So what we are saying to them is turn this into an opportunity. Because we’re convinced that if we had a serious political commitment on the part of the majority governments in the world to say we need an energy revolution on the scale that the industrial revolution was — where we seriously reconfigure our economies, where we maximize all the renewable energy potential — we can do it in a way that also is sensitive to economic development, and we can have a double win for the climate and the environment on the one hand, as well as job creation and addressing poverty and development on the other. So we at Greenpeace are calling for an energy revolution on a massive scale. We’ve done studies in various countries and regions as to how, by 2050, with a serious commitment moving forward, we can actually meet our energy needs, generate tens of thousands of new jobs in a new, green, inclusive economy, and meet our climate and environmental concerns but also do it in a way that it’s good for the economy.
However, the reason we do not have the kind of progress that we need is because the current oil, coal, and gas companies make so much money at the moment that they are very, very unlikely to give up on that commitment [to fossil fuels.] All the governments in the world together, they are subsidizing oil, coal, and gas companies with taxpayers’ money to the tune of 1.4 trillion dollars annually. If that same amount of money went into solar, wind, biomass, geothermal, and so on, we would very quickly start seeing massive changes, massive reorientations of our economy. So that is what are we saying to both developed and developing countries.
e360: Considering your take on the outcome in Warsaw, how do you work toward climate talks in Lima and then ultimately Paris in 2015? And do you still believe in the U.N. climate negotiations process?
Naidoo: Well, if the U.N. climate process didn’t exist, we would have to invent it. Warts and all it’s the best option we have for a global deal to happen. So we cannot walk away from it, but what we need to do differently now is we need to generate enough public pressure in every single country around the world so that when governments go to these climate negotiations in Lima and Paris, they go there with science-driven, ambitious levels of commitment. Our political leaders need to understand that, firstly, nature does not negotiate, and, secondly, that they cannot change the science. The only thing that they have the power to change is the political will to make the transition that science says we need to make. So what we are doing is we are reducing, and have been reducing, as Greenpeace our level of investment in the climate negotiations itself, instead building pressure from below and ensuring that when governments come to the climate negotiations they come with ambitious targets.

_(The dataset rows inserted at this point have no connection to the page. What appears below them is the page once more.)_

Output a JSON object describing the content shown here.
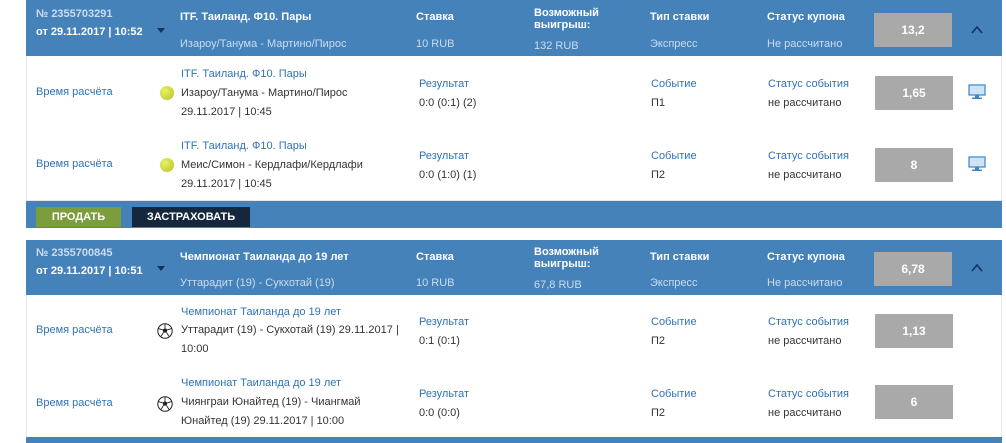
{
  "coupons": [
    {
      "id": "№ 2355703291",
      "date": "от 29.11.2017 | 10:52",
      "title": "ITF. Таиланд. Ф10. Пары",
      "subtitle": "Изароу/Танума - Мартино/Пирос",
      "stake_label": "Ставка",
      "stake_value": "10 RUB",
      "win_label": "Возможный выигрыш:",
      "win_value": "132 RUB",
      "type_label": "Тип ставки",
      "type_value": "Экспресс",
      "status_label": "Статус купона",
      "status_value": "Не рассчитано",
      "coef": "13,2",
      "events": [
        {
          "calc_label": "Время расчёта",
          "sport_icon": "tennis-ball-icon",
          "league": "ITF. Таиланд. Ф10. Пары",
          "match": "Изароу/Танума - Мартино/Пирос",
          "datetime": "29.11.2017 | 10:45",
          "result_label": "Результат",
          "result_value": "0:0 (0:1) (2)",
          "event_label": "Событие",
          "event_value": "П1",
          "status_label": "Статус события",
          "status_value": "не рассчитано",
          "coef": "1,65"
        },
        {
          "calc_label": "Время расчёта",
          "sport_icon": "tennis-ball-icon",
          "league": "ITF. Таиланд. Ф10. Пары",
          "match": "Меис/Симон - Кердлафи/Кердлафи",
          "datetime": "29.11.2017 | 10:45",
          "result_label": "Результат",
          "result_value": "0:0 (1:0) (1)",
          "event_label": "Событие",
          "event_value": "П2",
          "status_label": "Статус события",
          "status_value": "не рассчитано",
          "coef": "8"
        }
      ],
      "sell_button": "ПРОДАТЬ",
      "insure_button": "ЗАСТРАХОВАТЬ"
    },
    {
      "id": "№ 2355700845",
      "date": "от 29.11.2017 | 10:51",
      "title": "Чемпионат Таиланда до 19 лет",
      "subtitle": "Уттарадит (19) - Сукхотай (19)",
      "stake_label": "Ставка",
      "stake_value": "10 RUB",
      "win_label": "Возможный выигрыш:",
      "win_value": "67,8 RUB",
      "type_label": "Тип ставки",
      "type_value": "Экспресс",
      "status_label": "Статус купона",
      "status_value": "Не рассчитано",
      "coef": "6,78",
      "events": [
        {
          "calc_label": "Время расчёта",
          "sport_icon": "soccer-ball-icon",
          "league": "Чемпионат Таиланда до 19 лет",
          "match": "Уттарадит (19) - Сукхотай (19) 29.11.2017 | 10:00",
          "result_label": "Результат",
          "result_value": "0:1 (0:1)",
          "event_label": "Событие",
          "event_value": "П2",
          "status_label": "Статус события",
          "status_value": "не рассчитано",
          "coef": "1,13"
        },
        {
          "calc_label": "Время расчёта",
          "sport_icon": "soccer-ball-icon",
          "league": "Чемпионат Таиланда до 19 лет",
          "match": "Чиянграи Юнайтед (19) - Чиангмай Юнайтед (19) 29.11.2017 | 10:00",
          "result_label": "Результат",
          "result_value": "0:0 (0:0)",
          "event_label": "Событие",
          "event_value": "П2",
          "status_label": "Статус события",
          "status_value": "не рассчитано",
          "coef": "6"
        }
      ]
    }
  ],
  "colors": {
    "header_bg": "#4682ba",
    "link_blue": "#2f73b5",
    "coef_bg": "#a9a9a9",
    "sell_green": "#7b9d3c",
    "insure_dark": "#15273d"
  }
}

There is what is called the “Gigaton Gap.” The “Gigaton Gap” is what the science says we need to reduce in terms of carbon and what the governments are saying we need to do, and there’s a huge gap between them. The reality is if we don’t start working now and getting progressive, ambitious positions taken by national governments in the different capitals, you can’t get magic then to emerge out of the climate negotiations because those negotiators go there with mandates from their different countries. And if they go with the typically low emissions reduction targets, for example, nothing can happen. So that’s why we have to be fighting on an ongoing basis to mobilize as much public pressure as we can to ensure that the national positions that go to Lima and Paris are in line with the science and are imbued with the appropriate level of ambition and urgency.